List all the lines in these records that hold "Detected".
[[ Task data open ]]
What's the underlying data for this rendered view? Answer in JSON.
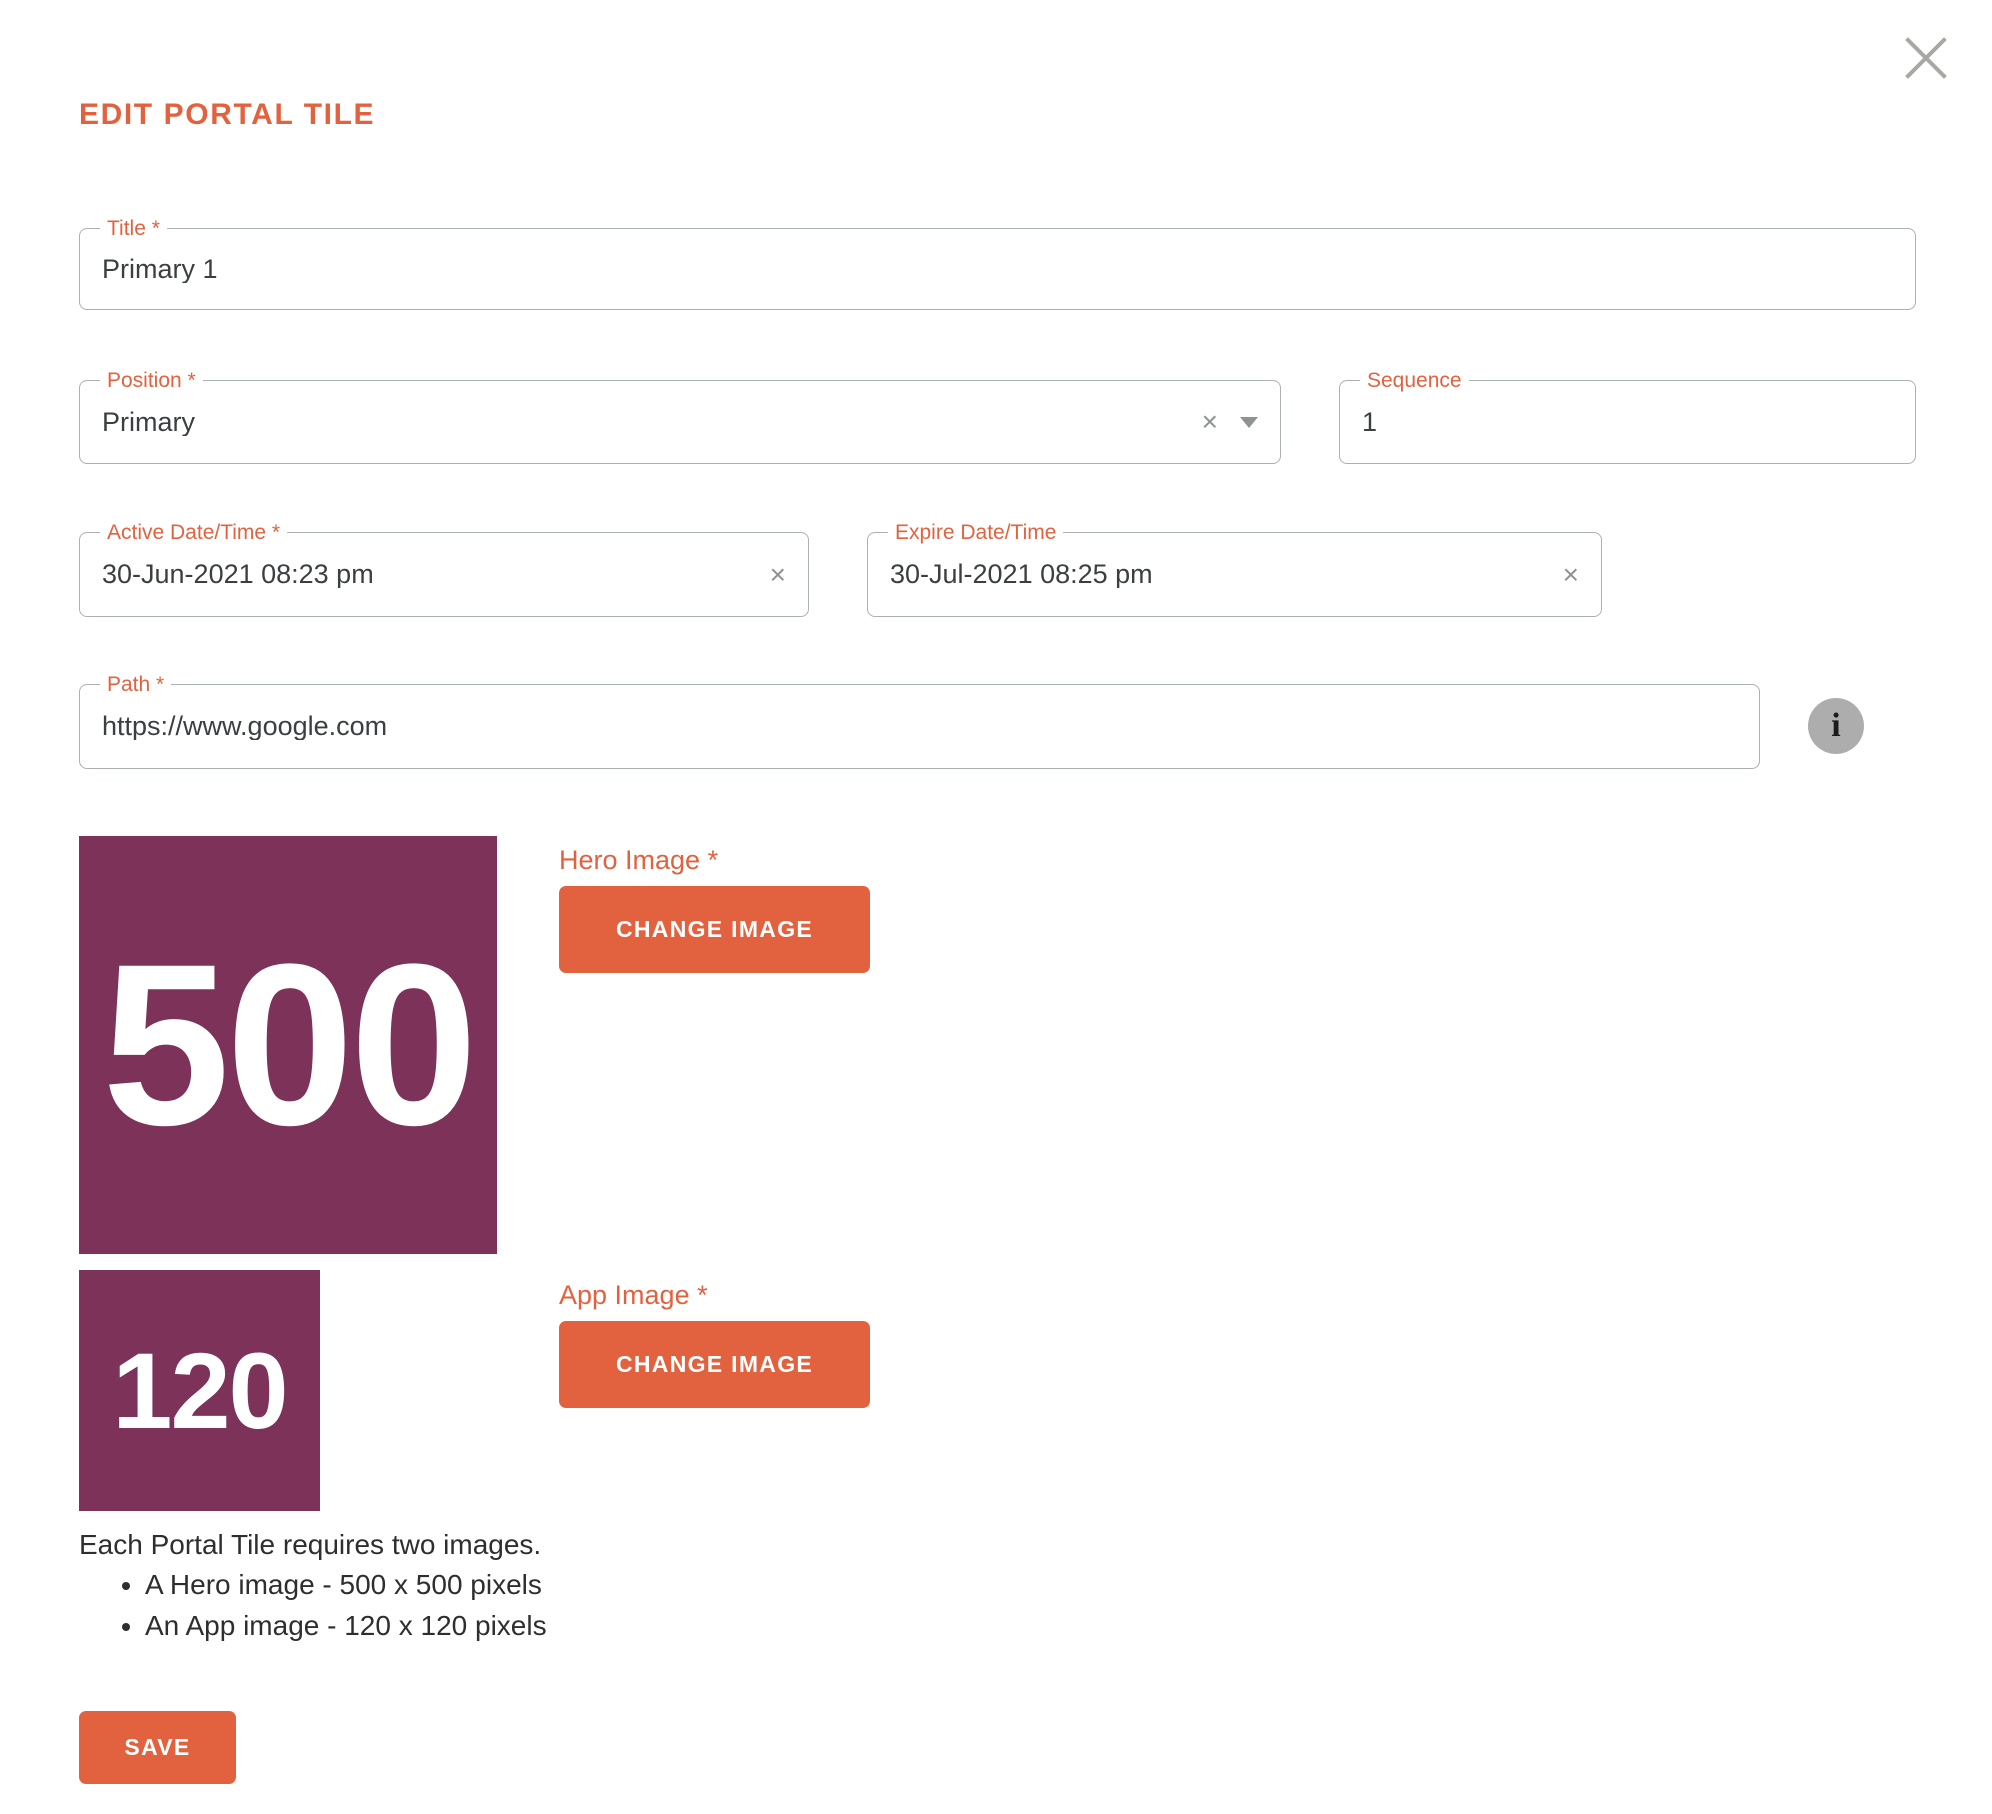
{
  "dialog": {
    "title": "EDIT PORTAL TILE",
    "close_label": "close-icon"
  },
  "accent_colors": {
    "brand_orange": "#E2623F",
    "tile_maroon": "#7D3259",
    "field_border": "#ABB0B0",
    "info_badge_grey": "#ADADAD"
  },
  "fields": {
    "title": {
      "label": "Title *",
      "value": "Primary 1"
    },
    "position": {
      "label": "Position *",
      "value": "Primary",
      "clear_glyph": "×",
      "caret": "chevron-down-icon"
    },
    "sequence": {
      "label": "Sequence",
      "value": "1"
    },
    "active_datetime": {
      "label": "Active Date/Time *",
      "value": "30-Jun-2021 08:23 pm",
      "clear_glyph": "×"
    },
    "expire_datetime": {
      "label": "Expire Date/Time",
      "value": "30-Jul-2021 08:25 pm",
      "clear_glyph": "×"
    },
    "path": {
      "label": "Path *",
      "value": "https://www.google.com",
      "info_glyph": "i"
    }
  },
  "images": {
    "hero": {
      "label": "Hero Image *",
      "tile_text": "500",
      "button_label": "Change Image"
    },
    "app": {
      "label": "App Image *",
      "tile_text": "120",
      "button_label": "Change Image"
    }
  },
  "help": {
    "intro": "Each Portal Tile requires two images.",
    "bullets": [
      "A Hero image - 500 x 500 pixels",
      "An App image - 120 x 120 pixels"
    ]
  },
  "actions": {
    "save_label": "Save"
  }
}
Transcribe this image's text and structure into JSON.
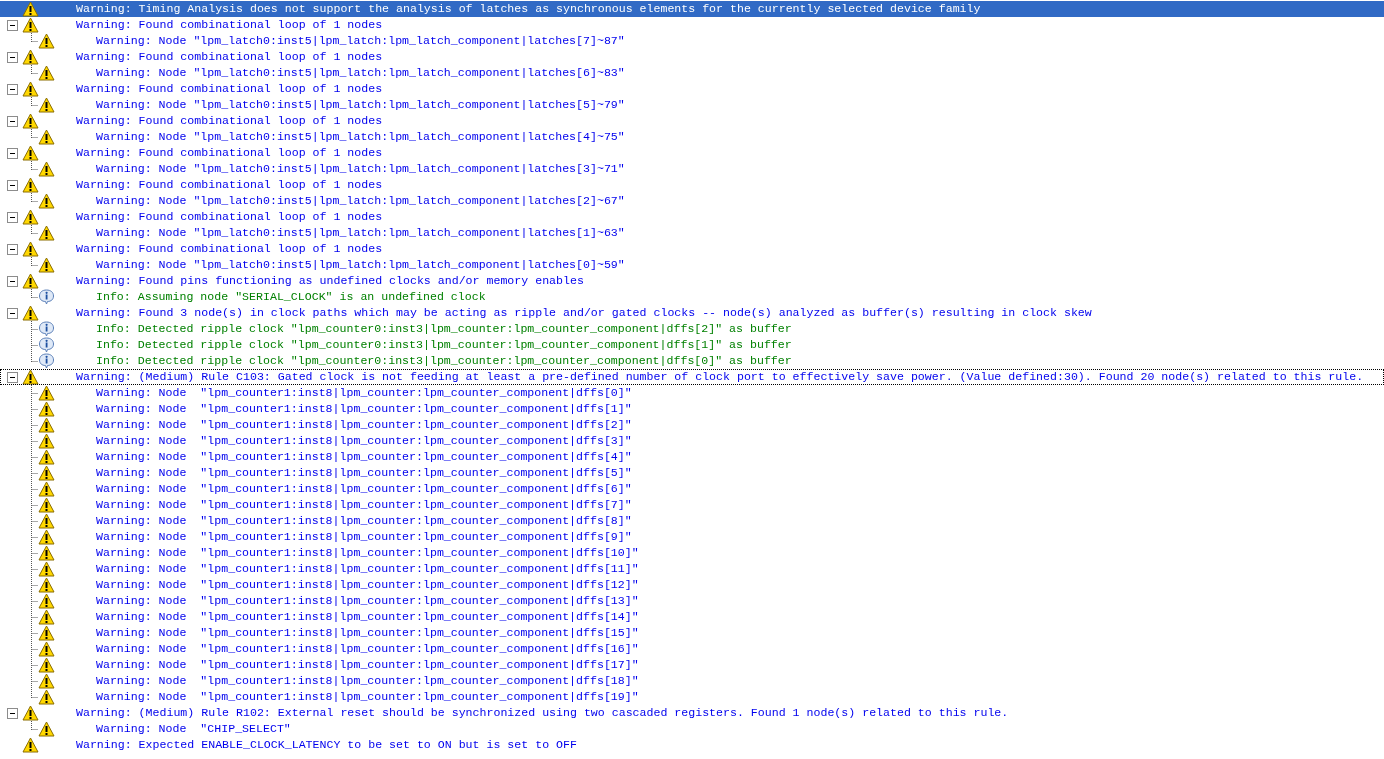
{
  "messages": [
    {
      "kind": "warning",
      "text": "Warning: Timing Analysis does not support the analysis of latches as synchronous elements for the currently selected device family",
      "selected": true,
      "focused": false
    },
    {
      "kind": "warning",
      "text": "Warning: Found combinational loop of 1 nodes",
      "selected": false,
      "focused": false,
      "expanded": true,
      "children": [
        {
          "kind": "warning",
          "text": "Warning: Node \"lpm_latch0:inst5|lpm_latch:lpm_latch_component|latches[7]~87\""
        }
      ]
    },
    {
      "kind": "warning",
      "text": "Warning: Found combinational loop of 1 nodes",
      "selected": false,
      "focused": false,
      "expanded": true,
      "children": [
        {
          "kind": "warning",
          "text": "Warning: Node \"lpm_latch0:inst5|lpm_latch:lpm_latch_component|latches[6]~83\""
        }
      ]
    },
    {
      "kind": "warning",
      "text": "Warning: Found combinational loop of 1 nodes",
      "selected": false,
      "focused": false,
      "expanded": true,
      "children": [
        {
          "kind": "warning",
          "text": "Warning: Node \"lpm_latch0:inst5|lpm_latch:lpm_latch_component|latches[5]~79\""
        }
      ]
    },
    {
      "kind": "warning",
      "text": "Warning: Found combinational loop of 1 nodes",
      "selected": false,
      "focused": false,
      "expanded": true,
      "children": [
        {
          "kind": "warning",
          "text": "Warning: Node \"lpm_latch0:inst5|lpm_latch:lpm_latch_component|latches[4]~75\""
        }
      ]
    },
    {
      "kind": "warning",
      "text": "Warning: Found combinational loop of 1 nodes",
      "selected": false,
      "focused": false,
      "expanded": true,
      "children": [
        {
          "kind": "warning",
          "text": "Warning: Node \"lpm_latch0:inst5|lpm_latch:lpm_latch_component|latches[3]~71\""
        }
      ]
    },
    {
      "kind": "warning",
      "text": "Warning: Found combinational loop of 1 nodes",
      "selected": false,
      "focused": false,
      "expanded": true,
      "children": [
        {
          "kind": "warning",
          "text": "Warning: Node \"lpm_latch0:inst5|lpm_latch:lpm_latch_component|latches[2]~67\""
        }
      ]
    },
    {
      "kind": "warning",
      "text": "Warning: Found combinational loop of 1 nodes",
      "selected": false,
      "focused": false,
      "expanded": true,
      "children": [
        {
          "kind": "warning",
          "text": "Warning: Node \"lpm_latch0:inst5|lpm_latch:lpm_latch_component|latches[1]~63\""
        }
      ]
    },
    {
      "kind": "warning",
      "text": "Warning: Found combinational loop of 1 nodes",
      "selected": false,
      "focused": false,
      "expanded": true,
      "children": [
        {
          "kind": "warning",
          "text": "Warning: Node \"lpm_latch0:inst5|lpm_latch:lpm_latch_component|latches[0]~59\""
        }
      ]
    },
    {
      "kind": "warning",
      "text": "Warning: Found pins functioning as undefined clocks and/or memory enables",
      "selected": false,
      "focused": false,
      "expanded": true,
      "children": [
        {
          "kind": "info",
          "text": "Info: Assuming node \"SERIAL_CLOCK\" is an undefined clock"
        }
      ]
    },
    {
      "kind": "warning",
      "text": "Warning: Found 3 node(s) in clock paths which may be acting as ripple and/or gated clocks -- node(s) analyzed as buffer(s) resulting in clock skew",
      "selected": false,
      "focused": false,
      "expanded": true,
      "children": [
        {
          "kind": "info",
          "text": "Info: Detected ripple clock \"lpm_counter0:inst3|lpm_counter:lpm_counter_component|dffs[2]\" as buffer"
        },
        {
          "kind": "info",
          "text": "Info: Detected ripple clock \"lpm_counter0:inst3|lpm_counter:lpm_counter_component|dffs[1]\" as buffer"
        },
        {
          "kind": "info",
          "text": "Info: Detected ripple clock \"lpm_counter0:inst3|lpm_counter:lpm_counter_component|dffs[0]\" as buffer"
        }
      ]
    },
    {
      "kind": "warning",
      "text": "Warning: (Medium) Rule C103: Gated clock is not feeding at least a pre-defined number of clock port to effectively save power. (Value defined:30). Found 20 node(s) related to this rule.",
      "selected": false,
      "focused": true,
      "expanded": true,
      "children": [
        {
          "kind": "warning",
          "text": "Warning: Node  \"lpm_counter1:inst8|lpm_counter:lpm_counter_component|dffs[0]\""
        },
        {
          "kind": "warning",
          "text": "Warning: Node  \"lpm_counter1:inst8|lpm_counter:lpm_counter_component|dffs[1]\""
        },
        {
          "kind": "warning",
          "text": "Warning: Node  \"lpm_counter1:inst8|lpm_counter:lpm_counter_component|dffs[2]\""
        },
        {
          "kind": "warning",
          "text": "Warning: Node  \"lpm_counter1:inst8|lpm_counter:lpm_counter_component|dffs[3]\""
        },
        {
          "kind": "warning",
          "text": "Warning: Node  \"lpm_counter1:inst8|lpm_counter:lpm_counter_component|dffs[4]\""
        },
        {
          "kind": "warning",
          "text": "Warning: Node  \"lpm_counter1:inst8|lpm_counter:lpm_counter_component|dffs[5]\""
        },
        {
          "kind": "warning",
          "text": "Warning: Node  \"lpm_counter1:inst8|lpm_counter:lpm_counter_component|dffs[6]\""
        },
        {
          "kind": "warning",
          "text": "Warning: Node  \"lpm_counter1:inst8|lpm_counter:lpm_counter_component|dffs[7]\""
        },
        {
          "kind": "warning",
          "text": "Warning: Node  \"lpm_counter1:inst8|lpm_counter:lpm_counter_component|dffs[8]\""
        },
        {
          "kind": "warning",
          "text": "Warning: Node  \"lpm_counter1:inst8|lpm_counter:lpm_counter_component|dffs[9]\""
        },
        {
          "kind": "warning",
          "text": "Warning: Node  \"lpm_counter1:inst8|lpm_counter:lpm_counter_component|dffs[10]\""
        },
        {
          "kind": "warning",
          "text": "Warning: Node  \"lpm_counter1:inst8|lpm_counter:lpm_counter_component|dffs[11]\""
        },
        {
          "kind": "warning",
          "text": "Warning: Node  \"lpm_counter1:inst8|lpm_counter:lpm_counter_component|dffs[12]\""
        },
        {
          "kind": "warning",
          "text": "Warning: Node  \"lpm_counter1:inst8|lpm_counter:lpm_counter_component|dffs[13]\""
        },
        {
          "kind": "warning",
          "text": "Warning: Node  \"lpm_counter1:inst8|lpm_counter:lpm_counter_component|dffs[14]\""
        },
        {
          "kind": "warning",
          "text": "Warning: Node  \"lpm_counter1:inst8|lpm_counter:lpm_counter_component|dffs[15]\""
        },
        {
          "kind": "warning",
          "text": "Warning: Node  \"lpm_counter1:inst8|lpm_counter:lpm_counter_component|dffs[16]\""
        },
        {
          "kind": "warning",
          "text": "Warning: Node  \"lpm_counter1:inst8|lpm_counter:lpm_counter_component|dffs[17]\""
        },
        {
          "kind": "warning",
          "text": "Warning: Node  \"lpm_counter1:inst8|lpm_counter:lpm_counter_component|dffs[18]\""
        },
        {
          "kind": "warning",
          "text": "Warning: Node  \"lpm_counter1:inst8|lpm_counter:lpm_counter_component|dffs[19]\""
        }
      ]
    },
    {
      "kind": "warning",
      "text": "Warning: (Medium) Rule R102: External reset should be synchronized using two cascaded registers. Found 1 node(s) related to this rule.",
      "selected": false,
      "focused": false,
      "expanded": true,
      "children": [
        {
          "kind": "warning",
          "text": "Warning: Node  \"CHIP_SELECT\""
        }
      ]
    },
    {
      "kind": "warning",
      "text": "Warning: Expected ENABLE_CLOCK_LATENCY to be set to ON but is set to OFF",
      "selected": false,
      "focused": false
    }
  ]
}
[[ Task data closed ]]
Solution:
          "text": "Info: Detected ripple clock \"lpm_counter0:inst3|lpm_counter:lpm_counter_component|dffs[2]\" as buffer"
          "text": "Info: Detected ripple clock \"lpm_counter0:inst3|lpm_counter:lpm_counter_component|dffs[1]\" as buffer"
          "text": "Info: Detected ripple clock \"lpm_counter0:inst3|lpm_counter:lpm_counter_component|dffs[0]\" as buffer"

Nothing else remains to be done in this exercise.